_Task_
Pictures stay out. All the rest of the records must be repeated exactly.

_Source records_
- - - - - - -
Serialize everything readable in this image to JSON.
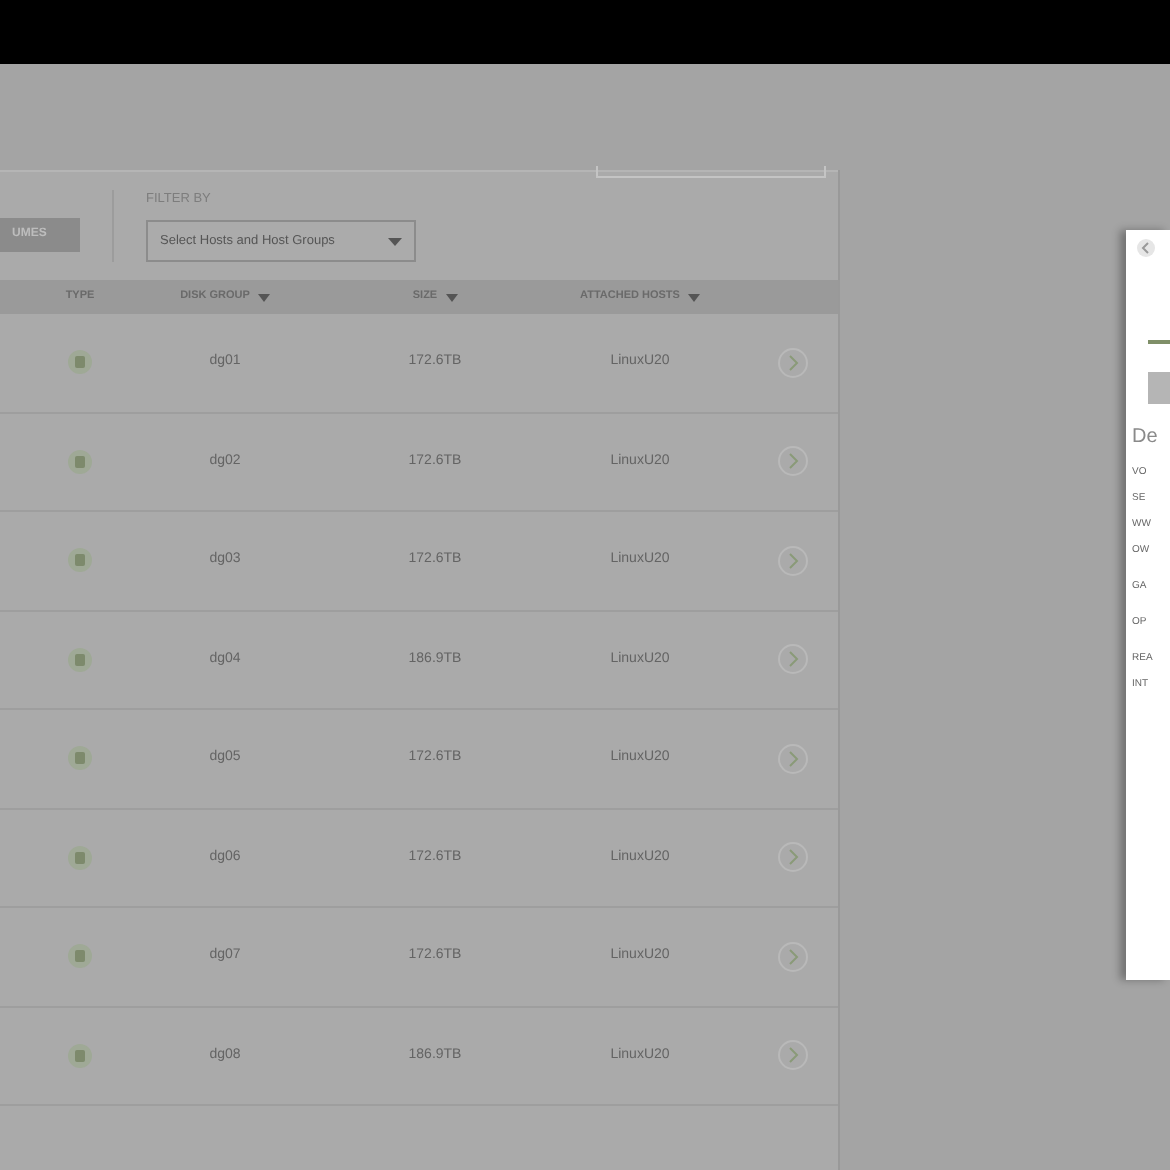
{
  "toolbar": {
    "button_label": "UMES",
    "filter_label": "FILTER BY",
    "filter_placeholder": "Select Hosts and Host Groups"
  },
  "table": {
    "columns": [
      {
        "label": "TYPE",
        "sortable": false
      },
      {
        "label": "DISK GROUP",
        "sortable": true
      },
      {
        "label": "SIZE",
        "sortable": true
      },
      {
        "label": "ATTACHED HOSTS",
        "sortable": true
      }
    ],
    "rows": [
      {
        "disk_group": "dg01",
        "size": "172.6TB",
        "attached_hosts": "LinuxU20"
      },
      {
        "disk_group": "dg02",
        "size": "172.6TB",
        "attached_hosts": "LinuxU20"
      },
      {
        "disk_group": "dg03",
        "size": "172.6TB",
        "attached_hosts": "LinuxU20"
      },
      {
        "disk_group": "dg04",
        "size": "186.9TB",
        "attached_hosts": "LinuxU20"
      },
      {
        "disk_group": "dg05",
        "size": "172.6TB",
        "attached_hosts": "LinuxU20"
      },
      {
        "disk_group": "dg06",
        "size": "172.6TB",
        "attached_hosts": "LinuxU20"
      },
      {
        "disk_group": "dg07",
        "size": "172.6TB",
        "attached_hosts": "LinuxU20"
      },
      {
        "disk_group": "dg08",
        "size": "186.9TB",
        "attached_hosts": "LinuxU20"
      }
    ]
  },
  "detail_panel": {
    "title": "De",
    "fields": [
      "VO",
      "SE",
      "WW",
      "OW",
      "GA",
      "OP",
      "REA",
      "INT"
    ]
  }
}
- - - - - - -
_Reply to the exercise_
Serialize everything readable in this image to JSON.
{
  "toolbar": {
    "button_label": "UMES",
    "filter_label": "FILTER BY",
    "filter_placeholder": "Select Hosts and Host Groups"
  },
  "table": {
    "columns": [
      {
        "label": "TYPE",
        "sortable": false
      },
      {
        "label": "DISK GROUP",
        "sortable": true
      },
      {
        "label": "SIZE",
        "sortable": true
      },
      {
        "label": "ATTACHED HOSTS",
        "sortable": true
      }
    ],
    "rows": [
      {
        "disk_group": "dg01",
        "size": "172.6TB",
        "attached_hosts": "LinuxU20"
      },
      {
        "disk_group": "dg02",
        "size": "172.6TB",
        "attached_hosts": "LinuxU20"
      },
      {
        "disk_group": "dg03",
        "size": "172.6TB",
        "attached_hosts": "LinuxU20"
      },
      {
        "disk_group": "dg04",
        "size": "186.9TB",
        "attached_hosts": "LinuxU20"
      },
      {
        "disk_group": "dg05",
        "size": "172.6TB",
        "attached_hosts": "LinuxU20"
      },
      {
        "disk_group": "dg06",
        "size": "172.6TB",
        "attached_hosts": "LinuxU20"
      },
      {
        "disk_group": "dg07",
        "size": "172.6TB",
        "attached_hosts": "LinuxU20"
      },
      {
        "disk_group": "dg08",
        "size": "186.9TB",
        "attached_hosts": "LinuxU20"
      }
    ]
  },
  "detail_panel": {
    "title": "De",
    "fields": [
      "VO",
      "SE",
      "WW",
      "OW",
      "GA",
      "OP",
      "REA",
      "INT"
    ]
  }
}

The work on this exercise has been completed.